### Strength of Materials – Poisson’s Ratio

Sunday, January 16th, 2011

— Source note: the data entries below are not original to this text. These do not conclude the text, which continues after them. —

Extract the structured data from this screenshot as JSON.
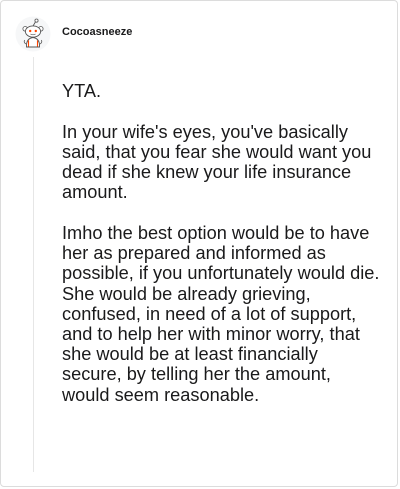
{
  "comment": {
    "username": "Cocoasneeze",
    "avatar_icon": "snoo-avatar-icon",
    "paragraphs": [
      "YTA.",
      "In your wife's eyes, you've basically said, that you fear she would want you dead if she knew your life insurance amount.",
      "Imho the best option would be to have her as prepared and informed as possible, if you unfortunately would die. She would be already grieving, confused, in need of a lot of support, and to help her with minor worry, that she would be at least financially secure, by telling her the amount, would seem reasonable."
    ]
  },
  "colors": {
    "text": "#1a1a1b",
    "border": "#dcdcdc",
    "thread_line": "#e6e6e6",
    "avatar_accent": "#ff4500"
  }
}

 Rubber bands, plastic food wrap, bandages that conform to knuckles and knees, where would we be without them?  These are all fairly recent inventions, but their elastic properties were imagined far before they actually came into existence.       Around the turn of the 19th Century a mathematics genius by the name of Siméon Denis Poisson dabbled in higher level mathematics.  He enjoyed working with calculus and probability theories and their applications, and his work eventually led to the discovery of  his own special ratio, the “Poisson ratio.”  Denoted today by the Greek letter “µ,” his discovery has a great deal to do with elasticity.  In fact, much of his work evolved to become the modern study of engineering.      If you’ll remember from last week’s blog, we talked about the elasticity of materials, including materials you generally wouldn’t think of as being elastic.  In our steel rod example we saw that when you pull on the ends of a steel rod hard enough, you can actually stretch it and make it longer.  But where does this extra length come from?      According to Poisson’s ratio, as the rod lengthens, its diameter decreases proportionately.  The rod’s increased length comes at the expense of its diameter.  You can see this effect at work by repeatedly stretching that fat rubber band whose task it is to contain your bulging Sunday paper.  The more you pull on it, the skinnier the rubber band becomes.  It will eventually get to the point were its elastic properties have been so compromised it won’t even be able to hold together Monday’s paper.      Over the decades that have passed since Poisson’s discovery a multitude of laboratory tests have been conducted to determine µ for a vast number of materials.  These values have been duly tabulated in engineering reference books, doing away with the tedious task of conducting individualized experimentation by present day design engineers.  Steel, for example, has a Poisson’s ratio of around 0.28, and this number is readily available in most strength of materials reference books.       It’s pretty obvious why Poisson’s contribution is important to the world of engineering, but now let’s see how his ratio can be applied.       Last week we saw that a 15-foot long, 2-inch diameter round steel rod stretches by 0.115 inches when it is pulled by a steady 60,000 pound force.  Poisson’s ratio tell us that this results in an accompanying decrease in diameter, but by how much?  To find out, we simply multiply the stretched length of the rod by Poisson’s ratio for steel (µ = 0.28).  Plugging these numbers into an equation we see that the diameter decreases by: 0.115 inches × 0.28 = 0.032 inches This is approximately the thickness of nine sheets of paper.       So if the rod was 2 inches in diameter before the 60,000 pound force was applied, its new diameter after application of the stretching force would be:  2 inches – 0.032 inches = 1.968 inches      The change of .032 in the rod’s diameter may not seem like much, but in the world of machine parts it could mean the difference between parts fitting properly or becoming loose.       This wraps up our short series on strengths of elastic materials.  Next time we’ll move on to discuss coal power plant fundamentals, an arena in which many of the things we’ve been discussing take on real world meaning. _____________________________________________